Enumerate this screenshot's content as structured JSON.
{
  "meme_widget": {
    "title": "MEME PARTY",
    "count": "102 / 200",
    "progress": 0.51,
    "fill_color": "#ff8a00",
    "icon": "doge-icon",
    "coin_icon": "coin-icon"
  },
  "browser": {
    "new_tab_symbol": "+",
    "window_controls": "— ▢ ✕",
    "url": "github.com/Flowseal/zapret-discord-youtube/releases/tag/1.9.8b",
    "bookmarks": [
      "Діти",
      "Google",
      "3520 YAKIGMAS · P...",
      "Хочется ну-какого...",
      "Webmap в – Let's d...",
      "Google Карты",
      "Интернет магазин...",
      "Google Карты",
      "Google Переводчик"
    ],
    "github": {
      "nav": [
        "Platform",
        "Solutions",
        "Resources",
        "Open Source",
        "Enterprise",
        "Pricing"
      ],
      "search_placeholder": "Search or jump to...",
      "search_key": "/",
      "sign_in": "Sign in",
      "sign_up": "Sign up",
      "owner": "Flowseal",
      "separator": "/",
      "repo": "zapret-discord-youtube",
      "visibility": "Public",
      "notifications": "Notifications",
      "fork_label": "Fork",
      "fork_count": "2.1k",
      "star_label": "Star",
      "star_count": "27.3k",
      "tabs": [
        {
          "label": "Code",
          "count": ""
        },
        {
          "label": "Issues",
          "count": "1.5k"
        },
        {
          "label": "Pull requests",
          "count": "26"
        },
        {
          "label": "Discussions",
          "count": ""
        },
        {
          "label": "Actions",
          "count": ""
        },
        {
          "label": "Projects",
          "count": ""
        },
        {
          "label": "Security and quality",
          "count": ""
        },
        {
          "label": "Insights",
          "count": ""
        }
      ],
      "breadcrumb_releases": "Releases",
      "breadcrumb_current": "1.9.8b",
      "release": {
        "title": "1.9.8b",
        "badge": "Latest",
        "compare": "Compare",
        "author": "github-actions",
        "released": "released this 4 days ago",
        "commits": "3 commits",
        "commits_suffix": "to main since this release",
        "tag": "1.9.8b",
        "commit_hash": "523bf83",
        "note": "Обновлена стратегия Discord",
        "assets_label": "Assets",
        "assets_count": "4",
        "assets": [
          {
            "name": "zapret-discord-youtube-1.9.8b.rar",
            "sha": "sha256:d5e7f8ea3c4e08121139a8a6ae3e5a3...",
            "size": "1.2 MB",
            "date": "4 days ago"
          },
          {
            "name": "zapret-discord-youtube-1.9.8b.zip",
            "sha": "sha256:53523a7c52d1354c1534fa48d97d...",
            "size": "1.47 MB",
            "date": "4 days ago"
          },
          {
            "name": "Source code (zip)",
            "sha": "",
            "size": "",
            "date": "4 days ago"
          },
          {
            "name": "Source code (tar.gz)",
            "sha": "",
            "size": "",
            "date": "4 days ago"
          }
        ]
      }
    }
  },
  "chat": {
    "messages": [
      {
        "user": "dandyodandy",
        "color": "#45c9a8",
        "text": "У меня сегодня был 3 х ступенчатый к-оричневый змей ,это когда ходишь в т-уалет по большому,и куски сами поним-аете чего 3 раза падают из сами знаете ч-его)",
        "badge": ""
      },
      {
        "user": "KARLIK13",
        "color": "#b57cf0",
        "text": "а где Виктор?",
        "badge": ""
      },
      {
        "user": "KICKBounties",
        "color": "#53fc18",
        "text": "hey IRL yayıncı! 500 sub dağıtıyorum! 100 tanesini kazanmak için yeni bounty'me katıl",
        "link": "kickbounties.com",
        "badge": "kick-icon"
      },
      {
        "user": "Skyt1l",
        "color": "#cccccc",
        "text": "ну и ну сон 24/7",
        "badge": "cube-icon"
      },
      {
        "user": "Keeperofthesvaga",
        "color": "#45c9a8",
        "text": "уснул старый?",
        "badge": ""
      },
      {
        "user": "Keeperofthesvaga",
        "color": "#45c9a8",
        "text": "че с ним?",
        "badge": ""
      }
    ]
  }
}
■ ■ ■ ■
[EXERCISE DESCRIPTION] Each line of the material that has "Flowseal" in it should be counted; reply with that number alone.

[EXERCISE SOLUTION] 2